I will say that if, for example, you wanted to search for (say) the word "people" in the TEXT of all 20,000 tweets, there is no good way to use an INDEX for that with MySQL. So, yes, MySQL would have to actually read all 20,000 records and look in the tweet text field to try to find that word. That is:
SELECT * FROM tweets WHERE tweet LIKE '%people%'
will not be particularly fast.
But say you put an index on the WHENTWEETED field and you knew that the tweet you are looking for was tweeted in the last two days:
SELECT * FROM tweets WHERE tweet LIKE '%people%' AND whenTweeted > DATE_SUB( NOW(), INTERVAL 2 DAY )
Now MySQL will only need to look at the full test of the tweet
in records added in the last 2 days. The selection to find all records in the last 2 days will take perhaps 5 milliseconds and then the time to search the test will depend on how many records were posted in those 2 days.

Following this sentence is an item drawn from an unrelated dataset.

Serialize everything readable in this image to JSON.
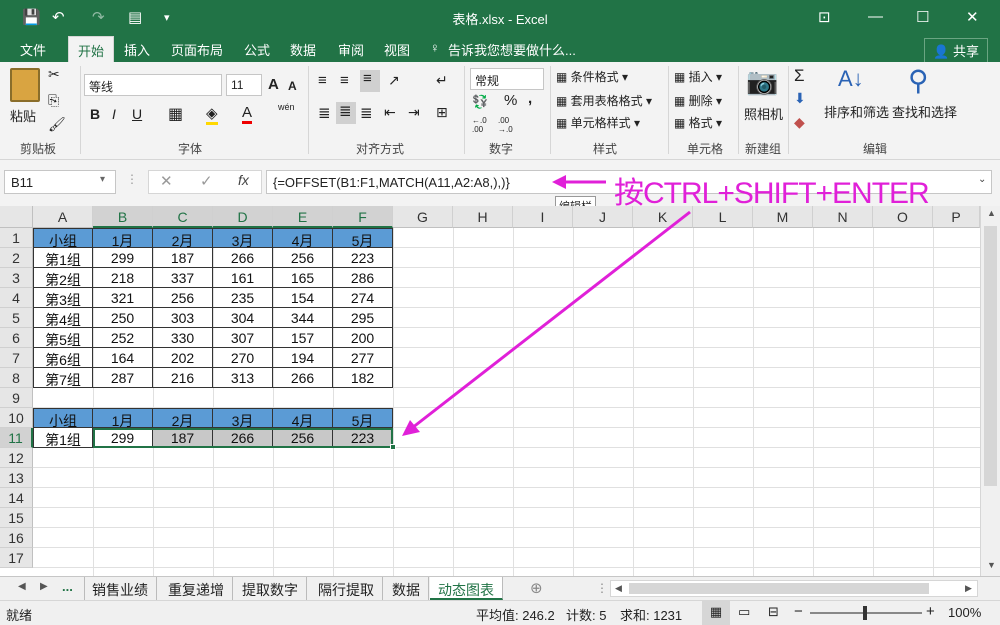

In other word, take advantage of your indexes! And don't be afraid to add indexes if it looks like they might help.